Motivated by this question:

Integration of $\displaystyle \int\frac{1}{1+x^8}\,dx$

I got curious about finding a general expression for the integral $\int \frac{1}{1+x^n},\,n \geq 1$. By factoring $1+x^n$, we can get an answer for any given $n$ (in terms of logarithms, arctangents, etc), but I was wondering whether a general one-two-liner formula in terms of elementary functions is known/available (WolframAlpha trials for specific $n$ show some structure.).

• The answer to the linked question is one approach: there is pleasant factorization over the complex numbers. – André Nicolas May 22 '13 at 5:09
• @Amzoti Hypergeometrics are not allowed :) I have tried for specific $n$, say for $n=56$: integrals.wolfram.com/… Although it is perfectly plausible that that hypergeometric function has a "closed" form expression in terms of logarithms, arctangents. – Lord Soth May 22 '13 at 5:09
• It "appears" from the form for $n=56$ that one or two summations will do the job. – Lord Soth May 22 '13 at 5:10
• As an aside, $$\int_0^\infty\frac{dx}{1+x^n}=\frac{\frac\pi n}{\sin\left(\frac\pi n\right)}$$ – Lucian Dec 9 '13 at 2:08
• @LordSoth: the answer to this question could be interesting for you. – Watson Jul 25 '16 at 12:20

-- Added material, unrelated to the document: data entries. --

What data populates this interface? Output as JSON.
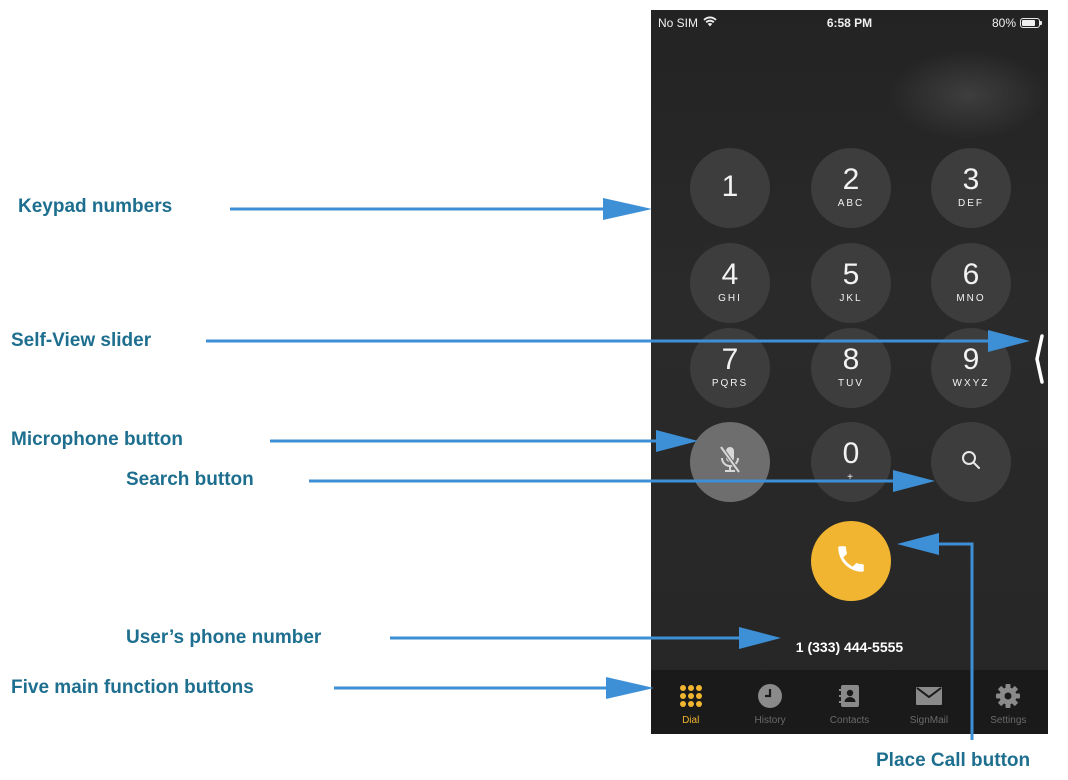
{
  "callouts": {
    "keypad_numbers": "Keypad numbers",
    "self_view_slider": "Self-View slider",
    "microphone_button": "Microphone button",
    "search_button": "Search button",
    "users_phone_number": "User’s phone number",
    "five_main_function_buttons": "Five main function buttons",
    "place_call_button": "Place Call button"
  },
  "status_bar": {
    "carrier": "No SIM",
    "time": "6:58 PM",
    "battery": "80%",
    "battery_level": 0.8
  },
  "keypad": [
    {
      "digit": "1",
      "letters": ""
    },
    {
      "digit": "2",
      "letters": "ABC"
    },
    {
      "digit": "3",
      "letters": "DEF"
    },
    {
      "digit": "4",
      "letters": "GHI"
    },
    {
      "digit": "5",
      "letters": "JKL"
    },
    {
      "digit": "6",
      "letters": "MNO"
    },
    {
      "digit": "7",
      "letters": "PQRS"
    },
    {
      "digit": "8",
      "letters": "TUV"
    },
    {
      "digit": "9",
      "letters": "WXYZ"
    },
    {
      "digit": "0",
      "letters": "+"
    }
  ],
  "user_phone_number": "1 (333) 444-5555",
  "tabs": [
    {
      "label": "Dial",
      "icon": "dial-grid-icon",
      "active": true
    },
    {
      "label": "History",
      "icon": "clock-icon",
      "active": false
    },
    {
      "label": "Contacts",
      "icon": "contacts-book-icon",
      "active": false
    },
    {
      "label": "SignMail",
      "icon": "envelope-icon",
      "active": false
    },
    {
      "label": "Settings",
      "icon": "gear-icon",
      "active": false
    }
  ],
  "colors": {
    "callout_text": "#1e6f8f",
    "arrow": "#3d8fd6",
    "accent": "#f1b531",
    "phone_background": "#262626"
  }
}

$$\bbox[5px,border:2px solid #C0A000]{\int\frac{1}{x^n+1}dx=-\frac1n\sum_{k=1}^n\left(\frac12 x_{kr}\log(x^2-2x_{kr}x+1)-x_{ki}\arctan\left(\frac{x-x_{kr}}{x_{ki}}\right)\right)+C'}$$
where $x_{kr}$ and $x_{ki}$ are the real and imaginary parts of $x_k$, respectively, and are given by
$$x_{kr}=\text{Re}\left(x_k\right)=\cos \left(\frac{(2k-1)\pi}{n}\right)$$
$$x_{ki}=\text{Im}\left(x_k\right)=\sin \left(\frac{(2k-1)\pi}{n}\right)$$